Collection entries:
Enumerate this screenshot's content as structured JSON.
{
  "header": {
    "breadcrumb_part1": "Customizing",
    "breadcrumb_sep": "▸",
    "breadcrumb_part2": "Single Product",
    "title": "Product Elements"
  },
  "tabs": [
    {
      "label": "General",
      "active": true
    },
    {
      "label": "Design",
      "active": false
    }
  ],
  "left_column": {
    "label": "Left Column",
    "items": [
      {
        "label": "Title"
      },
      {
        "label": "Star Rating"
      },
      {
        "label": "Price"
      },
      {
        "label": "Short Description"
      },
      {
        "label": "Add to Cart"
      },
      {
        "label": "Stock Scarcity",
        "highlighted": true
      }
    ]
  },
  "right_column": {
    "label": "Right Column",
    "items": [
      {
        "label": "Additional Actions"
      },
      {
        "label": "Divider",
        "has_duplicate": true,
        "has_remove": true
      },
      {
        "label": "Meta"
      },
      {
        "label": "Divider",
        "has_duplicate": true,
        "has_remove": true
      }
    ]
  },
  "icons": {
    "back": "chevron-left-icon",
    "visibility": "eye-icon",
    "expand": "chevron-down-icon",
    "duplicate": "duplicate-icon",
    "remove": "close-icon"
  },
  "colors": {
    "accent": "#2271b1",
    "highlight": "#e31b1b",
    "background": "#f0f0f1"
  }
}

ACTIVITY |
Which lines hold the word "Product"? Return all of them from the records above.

RESULT OF THIS EXERCISE |
    "breadcrumb_part2": "Single Product",
    "title": "Product Elements"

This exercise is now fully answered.